**SUPPLIED INFORMATION**
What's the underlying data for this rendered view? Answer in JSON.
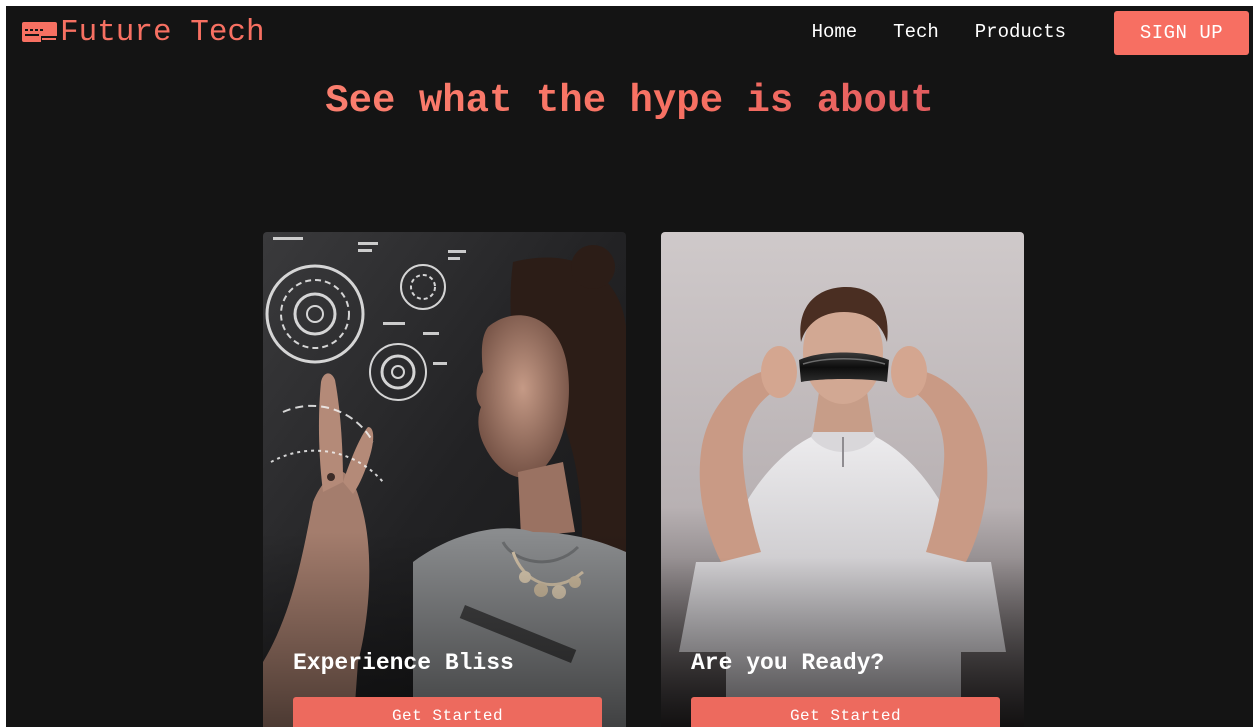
{
  "brand": {
    "name": "Future Tech",
    "icon": "keyboard-icon",
    "accent": "#f77062"
  },
  "nav": {
    "links": [
      "Home",
      "Tech",
      "Products"
    ],
    "signup_label": "SIGN UP"
  },
  "hero": {
    "headline": "See what the hype is about"
  },
  "cards": [
    {
      "title": "Experience Bliss",
      "button_label": "Get Started"
    },
    {
      "title": "Are you Ready?",
      "button_label": "Get Started"
    }
  ],
  "colors": {
    "background": "#141414",
    "accent": "#f76f62",
    "button": "#ed6a5e",
    "gradient_end": "#c6425a"
  }
}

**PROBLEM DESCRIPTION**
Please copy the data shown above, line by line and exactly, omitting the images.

**THE ANSWER**
What's the underlying data for this rendered view? Answer in JSON.
{
  "brand": {
    "name": "Future Tech",
    "icon": "keyboard-icon",
    "accent": "#f77062"
  },
  "nav": {
    "links": [
      "Home",
      "Tech",
      "Products"
    ],
    "signup_label": "SIGN UP"
  },
  "hero": {
    "headline": "See what the hype is about"
  },
  "cards": [
    {
      "title": "Experience Bliss",
      "button_label": "Get Started"
    },
    {
      "title": "Are you Ready?",
      "button_label": "Get Started"
    }
  ],
  "colors": {
    "background": "#141414",
    "accent": "#f76f62",
    "button": "#ed6a5e",
    "gradient_end": "#c6425a"
  }
}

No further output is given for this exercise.